Sinai 2 is a vertical rectangle with whites, greys and blacks depicting a furious ball of activity on top of the mountain that includes the Hebrew letters.
“The Torah tells of fear, awe, the shaking mountain, seeing sounds, lightning, Moses’ anger, the breaking tablets,” said Tennenhouse. “Looking back, I overburdened the canvas [with] anger, though laying on the 231 Gates – a diagram from the Sefer Yetzirah which shows each letter combining with each other letter of the alef-bet – because I see the story of the giving of the Torah as a sort of creation story for our intense embrace of literacy. The diagram relates to Rabbi Abulafia’s talk of combination of letters but distracts visually from the anger/violence, [the] mountain, fear.”
There is so much more in this exhibit.
“Cursive Handwriting: Kovno Testament” is a stark, unfinished work, featuring the words, written in his own hand, of Lithuanian writer Eliezer Heiman, who died in the Kovno ghetto during the Holocaust. It was to have three more samples of cursive, said Tennenhouse. “I left room for them before I put on the image of Heiman’s tablets. Those spaces stayed empty. Everything else edited themselves out because of what happened in Israel on Oct. 7.”
There is the multimedia triptych “Shabbat Saskatchewan,” which Tennenhouse said “is me trying to use real photos and documents to create some presence of my mother’s grandparents and parents.”
“It ended up being centred on great-grandmother Esther Dudelzak Singer, Baba Faige (Fanny) Singer and my mother with her sisters,” she said. “Yiddish was their mamaloshen (mother tongue) and the Sonnenfeld community was religiously observant.”
“The Owl and the Pussy Cat” adds colour and vibrancy to Edward Lear’s black and white drawing of his nonsense poem, the Yiddish translation of which – by the late Marie B. Jaffe – fills the two side panels of this triptych. Tennenhouse couldn’t find much information out about Jaffe, she said, “But, thanks to Eddie Pauls at the Jewish Public Library in Montreal, [I] learned she immigrated to New York in 1909 from Lithuania.”
Tennenhouse began to see the owl and the cat in their boat as sailors braving the rough seas, traveling around the world to find “Di Goldene Medine,” “the Golden Land,” America.

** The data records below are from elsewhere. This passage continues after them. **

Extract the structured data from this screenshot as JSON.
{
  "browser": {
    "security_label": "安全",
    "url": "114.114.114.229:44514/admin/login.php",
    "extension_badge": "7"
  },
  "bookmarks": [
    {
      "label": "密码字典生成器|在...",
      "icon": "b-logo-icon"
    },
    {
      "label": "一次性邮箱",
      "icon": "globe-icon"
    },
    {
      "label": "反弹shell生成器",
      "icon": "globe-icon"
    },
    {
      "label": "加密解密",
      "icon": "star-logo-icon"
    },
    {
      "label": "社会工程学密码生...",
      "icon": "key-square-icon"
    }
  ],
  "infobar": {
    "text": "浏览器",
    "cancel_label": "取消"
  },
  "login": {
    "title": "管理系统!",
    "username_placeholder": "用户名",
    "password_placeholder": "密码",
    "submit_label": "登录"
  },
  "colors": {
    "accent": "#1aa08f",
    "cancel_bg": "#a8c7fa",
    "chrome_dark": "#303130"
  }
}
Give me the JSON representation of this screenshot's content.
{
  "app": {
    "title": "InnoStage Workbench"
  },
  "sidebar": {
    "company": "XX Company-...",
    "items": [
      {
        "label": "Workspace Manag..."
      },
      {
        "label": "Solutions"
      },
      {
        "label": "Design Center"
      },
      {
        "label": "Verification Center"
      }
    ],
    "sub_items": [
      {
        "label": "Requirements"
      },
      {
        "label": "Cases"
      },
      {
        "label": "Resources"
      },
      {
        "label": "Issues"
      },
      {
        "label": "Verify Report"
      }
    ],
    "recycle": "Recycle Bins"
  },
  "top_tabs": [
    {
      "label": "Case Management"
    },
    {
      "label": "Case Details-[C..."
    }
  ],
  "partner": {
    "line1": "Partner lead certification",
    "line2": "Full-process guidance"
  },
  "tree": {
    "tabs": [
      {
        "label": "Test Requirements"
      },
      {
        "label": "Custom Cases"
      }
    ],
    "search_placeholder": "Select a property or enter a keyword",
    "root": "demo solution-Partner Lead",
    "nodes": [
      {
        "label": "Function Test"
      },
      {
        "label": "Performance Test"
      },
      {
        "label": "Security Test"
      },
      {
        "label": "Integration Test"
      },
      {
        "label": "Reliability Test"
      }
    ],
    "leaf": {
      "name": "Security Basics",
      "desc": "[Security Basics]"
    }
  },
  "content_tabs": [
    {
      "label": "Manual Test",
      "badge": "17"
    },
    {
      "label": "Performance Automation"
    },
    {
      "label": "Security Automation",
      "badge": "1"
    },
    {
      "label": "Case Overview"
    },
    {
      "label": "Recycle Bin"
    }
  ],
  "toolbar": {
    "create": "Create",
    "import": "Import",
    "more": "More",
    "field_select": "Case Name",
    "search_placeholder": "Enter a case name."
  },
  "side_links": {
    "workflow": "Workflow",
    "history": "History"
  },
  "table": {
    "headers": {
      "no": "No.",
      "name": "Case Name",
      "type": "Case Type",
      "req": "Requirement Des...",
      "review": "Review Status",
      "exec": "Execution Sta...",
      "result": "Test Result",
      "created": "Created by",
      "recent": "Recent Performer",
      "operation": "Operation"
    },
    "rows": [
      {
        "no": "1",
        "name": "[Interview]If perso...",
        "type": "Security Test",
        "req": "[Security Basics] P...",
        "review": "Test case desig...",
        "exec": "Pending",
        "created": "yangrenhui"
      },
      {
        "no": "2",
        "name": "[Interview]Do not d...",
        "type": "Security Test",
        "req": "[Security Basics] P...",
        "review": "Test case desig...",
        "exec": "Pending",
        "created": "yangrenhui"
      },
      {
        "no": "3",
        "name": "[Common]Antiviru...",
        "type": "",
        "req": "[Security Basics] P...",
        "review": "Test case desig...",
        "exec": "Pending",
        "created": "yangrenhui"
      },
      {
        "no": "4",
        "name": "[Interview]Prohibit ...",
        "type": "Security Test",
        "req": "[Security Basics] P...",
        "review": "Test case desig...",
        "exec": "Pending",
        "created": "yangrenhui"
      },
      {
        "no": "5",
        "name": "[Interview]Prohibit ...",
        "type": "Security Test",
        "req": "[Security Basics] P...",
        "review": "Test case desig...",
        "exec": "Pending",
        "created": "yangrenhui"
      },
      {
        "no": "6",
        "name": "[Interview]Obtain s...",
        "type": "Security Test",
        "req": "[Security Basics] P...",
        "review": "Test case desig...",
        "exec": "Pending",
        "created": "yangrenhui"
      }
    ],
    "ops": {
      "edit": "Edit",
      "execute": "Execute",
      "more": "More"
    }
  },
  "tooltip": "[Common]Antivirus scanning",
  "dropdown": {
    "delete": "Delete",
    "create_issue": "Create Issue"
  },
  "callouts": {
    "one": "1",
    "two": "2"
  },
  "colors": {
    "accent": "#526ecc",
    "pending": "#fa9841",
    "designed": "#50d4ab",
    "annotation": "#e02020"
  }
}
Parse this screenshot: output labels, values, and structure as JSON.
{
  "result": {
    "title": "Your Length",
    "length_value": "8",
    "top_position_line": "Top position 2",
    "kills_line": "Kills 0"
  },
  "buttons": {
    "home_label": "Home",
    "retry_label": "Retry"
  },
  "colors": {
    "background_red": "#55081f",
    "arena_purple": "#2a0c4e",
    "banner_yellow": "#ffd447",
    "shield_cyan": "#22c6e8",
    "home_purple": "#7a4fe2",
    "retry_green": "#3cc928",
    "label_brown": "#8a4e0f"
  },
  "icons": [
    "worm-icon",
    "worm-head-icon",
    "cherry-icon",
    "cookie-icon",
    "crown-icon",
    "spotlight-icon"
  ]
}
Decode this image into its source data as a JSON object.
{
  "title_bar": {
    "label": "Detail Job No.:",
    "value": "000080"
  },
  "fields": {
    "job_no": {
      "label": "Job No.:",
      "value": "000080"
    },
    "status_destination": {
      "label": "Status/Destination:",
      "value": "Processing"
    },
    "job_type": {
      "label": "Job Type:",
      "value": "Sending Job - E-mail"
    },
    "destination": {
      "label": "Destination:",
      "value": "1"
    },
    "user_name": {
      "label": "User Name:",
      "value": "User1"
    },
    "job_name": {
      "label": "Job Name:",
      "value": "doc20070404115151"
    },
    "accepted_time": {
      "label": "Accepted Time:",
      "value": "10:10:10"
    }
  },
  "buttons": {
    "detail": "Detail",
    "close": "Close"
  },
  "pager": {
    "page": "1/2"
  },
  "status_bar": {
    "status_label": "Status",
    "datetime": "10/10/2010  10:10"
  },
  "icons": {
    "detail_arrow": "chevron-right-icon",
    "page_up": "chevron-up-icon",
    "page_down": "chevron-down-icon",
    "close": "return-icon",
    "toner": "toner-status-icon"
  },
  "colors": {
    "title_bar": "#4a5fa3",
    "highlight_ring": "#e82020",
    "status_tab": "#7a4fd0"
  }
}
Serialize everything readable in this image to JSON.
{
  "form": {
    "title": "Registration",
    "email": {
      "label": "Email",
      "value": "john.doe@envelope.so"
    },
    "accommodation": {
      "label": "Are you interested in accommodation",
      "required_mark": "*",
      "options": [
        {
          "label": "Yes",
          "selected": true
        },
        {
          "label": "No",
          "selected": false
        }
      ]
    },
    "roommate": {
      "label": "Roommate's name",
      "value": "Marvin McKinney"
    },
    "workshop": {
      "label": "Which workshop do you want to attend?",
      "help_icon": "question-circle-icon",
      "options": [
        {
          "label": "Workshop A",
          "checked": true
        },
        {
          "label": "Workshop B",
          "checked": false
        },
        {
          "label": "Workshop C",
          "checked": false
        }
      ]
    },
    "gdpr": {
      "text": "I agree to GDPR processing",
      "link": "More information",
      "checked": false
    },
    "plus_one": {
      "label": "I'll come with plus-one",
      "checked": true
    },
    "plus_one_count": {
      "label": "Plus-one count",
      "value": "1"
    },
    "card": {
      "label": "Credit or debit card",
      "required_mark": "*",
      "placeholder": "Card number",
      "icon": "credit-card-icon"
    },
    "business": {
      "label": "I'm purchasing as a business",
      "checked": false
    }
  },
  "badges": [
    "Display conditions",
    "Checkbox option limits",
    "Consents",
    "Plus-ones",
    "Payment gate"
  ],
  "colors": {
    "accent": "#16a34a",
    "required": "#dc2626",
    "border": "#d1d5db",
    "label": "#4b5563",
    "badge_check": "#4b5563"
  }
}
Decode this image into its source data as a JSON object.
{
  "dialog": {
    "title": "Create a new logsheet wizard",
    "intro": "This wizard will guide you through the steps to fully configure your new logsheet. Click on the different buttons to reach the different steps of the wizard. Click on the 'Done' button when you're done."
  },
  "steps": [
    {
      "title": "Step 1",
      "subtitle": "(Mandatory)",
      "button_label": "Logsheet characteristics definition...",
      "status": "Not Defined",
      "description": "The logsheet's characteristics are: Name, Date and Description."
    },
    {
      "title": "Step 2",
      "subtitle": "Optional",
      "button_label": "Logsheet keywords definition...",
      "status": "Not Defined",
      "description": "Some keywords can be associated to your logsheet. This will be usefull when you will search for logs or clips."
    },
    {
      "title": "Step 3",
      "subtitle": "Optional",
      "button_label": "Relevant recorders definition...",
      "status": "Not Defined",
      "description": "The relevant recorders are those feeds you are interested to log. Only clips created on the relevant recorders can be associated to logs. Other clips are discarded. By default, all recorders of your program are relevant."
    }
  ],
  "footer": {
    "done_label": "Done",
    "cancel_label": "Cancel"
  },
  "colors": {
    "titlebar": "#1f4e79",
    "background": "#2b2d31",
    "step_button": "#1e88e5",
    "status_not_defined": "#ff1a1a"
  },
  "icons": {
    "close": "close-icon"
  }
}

“You might say ‘Saskatchewan,’ too, is about leaving home, traveling across seas and finding a new place but keeping your language and culture,” said Tennenhouse.
Otiyot (Letters) is on display at Zack Gallery until Nov. 12.